The gap comes when you need to filter data that isn’t an exact match, where you’re using a contains, less than or greater than type conditions.


The Chart Web Part supports exact match type filtering.  We can use a calculated field to create a column that indicates whether the list item should be included in the chart’s data or not. 

This scenario demonstrates how to filter based on a list’s date column, to only include items where the date (Birthday in this case) is greater than a specific year. 

The List Data

SharePoint List Data

Step 1: Create a Calculated Field

You can create a calculated field that returns whether or not the date column on that list item is greater than the specified year.

You can see in the List Data Image, that the calculated field BirthdayYear returns a Boolean indicating whether or not the Birth Year is greater than 2005.

Create a Calculated Field

Step 2: Filter the Data

Now that we have a calculated field to filter the data with, on Step 3 of the wizard (Retrieve and Filter Data), we can add the following filter:

  • Parameter Name: BirthdayYear
  • Type: String
  • Default Value: 1

 Chart Werb Part: Filter the List's Data

The results will appear filtered based on the calculated field’s value:Chart Web Part

Query Lookup Fields with Additional Fields in SharePoint using the CSOM / ECMA / JavaScript

SharePoint’s lookup fields allow you to easily connect lists.  This can be extremely valuable when designing solutions that relate / connect information.

Follow these tips if you are attempting to return the value of one of the Additional Fields from the list that your lookup value came from.

Reference the Field’s Internal Name

You’ll notice that that the notation for the additional field is: originalLookupColumn:AdditionalField.  Wherever you reference the lookup field’s additional column, you must use the field’s internal name.  You should be able to replace the colon above with _x003a_ in this example, the internal field name would be: originalLookupColumn_x003a_AdditionalField.

_x003a_ < In case the blog’s font is unreadable, those are the number zero, not the letter ‘o’.

Is the Field Selected?

  • In your CAML, double check that the <viewfields> element contans a <fieldref> element that declares your the lookup value’s additional field


  • In your ClientContext.Load Includes statement, reference the lookup field’s additional field

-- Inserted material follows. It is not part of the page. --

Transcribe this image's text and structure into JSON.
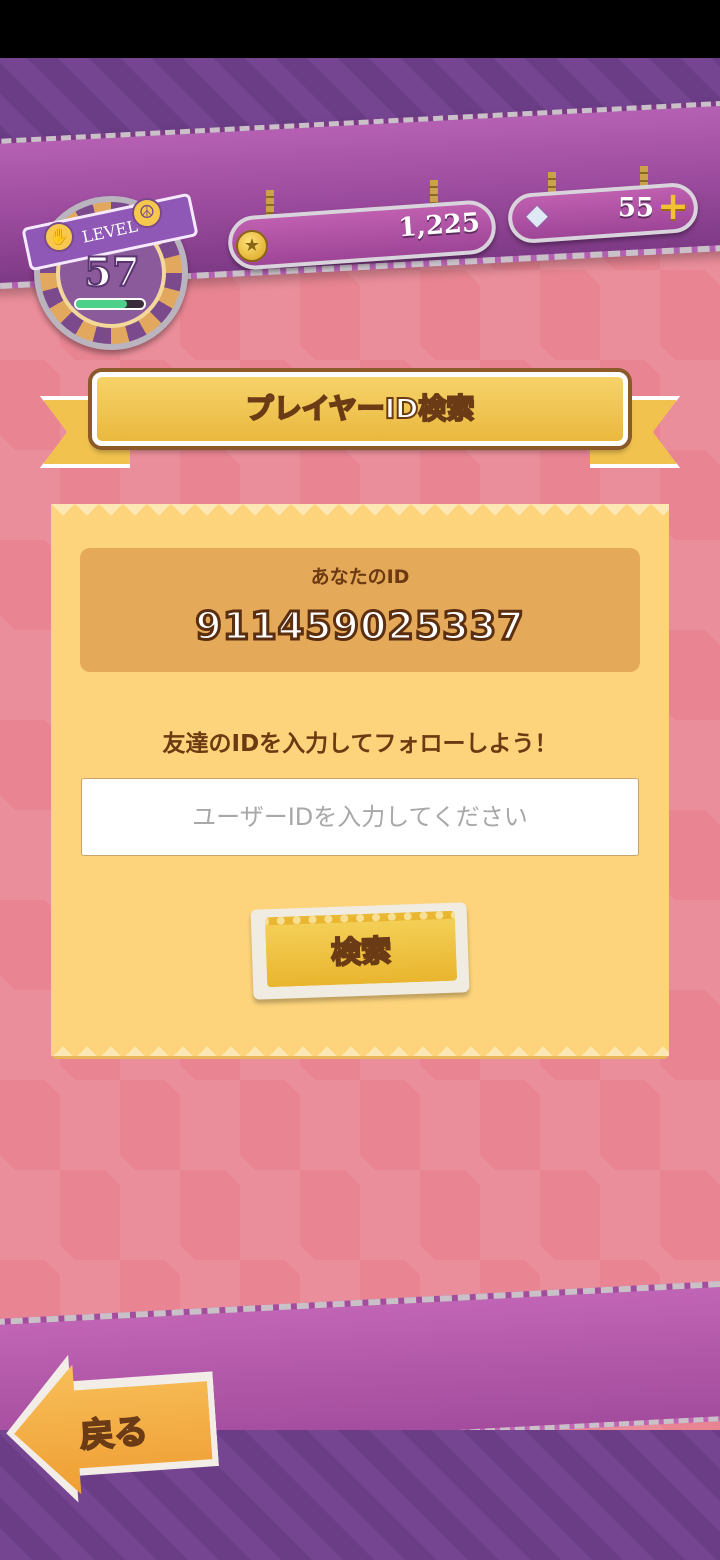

  • Don’t attemp to reduce the list of fields AT ALL, and return all columns.

Get the Item’s Value

After you’re successfully queried the list, you’ll need to use the get_lookupvalue to return the value of the lookup field’s additional value.

var itemValue = spItem.get_item(‘originalLookupColumn_x003a_AdditionalField).get_lookupValue();

Move a SharePoint Document / SPFile across Farms using an HTTP PUT

If you have reference to a SPFile, here’s a quick method of using the System.Net.WebClient to push the file into another SharePoint farm.

  1. We’re using for a scenario in which documents need to be pushed from an Intranet envrionment to an Extranet environment or from one farm into another.
  2. I’ve hard coded the credentials in this example.  In the Intranet Farm to Extranet Farm scenario, the domains or users may not be the same, so a service account or other credentials may be necessary.
    1. You could use CredentialCache.DefaultCredentials if you’re sure the credentials will work from source to target.  If not, you’ll receive a 401 Error on the WebClient.UploadData method.

Here’s the sample C#

        internal static void moveDocumentToExtranet(string fullTargetPath, SPFile spf)
            WebClient webClient = new WebClient();
            webClient.Credentials = new NetworkCredential("<<UserName>>", "<<Password>>", "<<Domain>>");
            webClient.UploadData(fullTargetPath, "PUT", spf.OpenBinary());                       

Passing extra Parameters into your Callback functions in SharePoint ECMA / JavaScript

When you’re executing a SharePoint client API call asynchronously, being able to pass an extra parameter into the success callback function can come in extremely handy. 

Click Here for the MSDN docs for creating executing the currently pending request asynchronously

SP.ClientRuntimeContext.executeQueryAsync(succeededCallback, failedCallback);

Kiran Gadekar wrote a great post on one method of taking care of this that I wanted to share: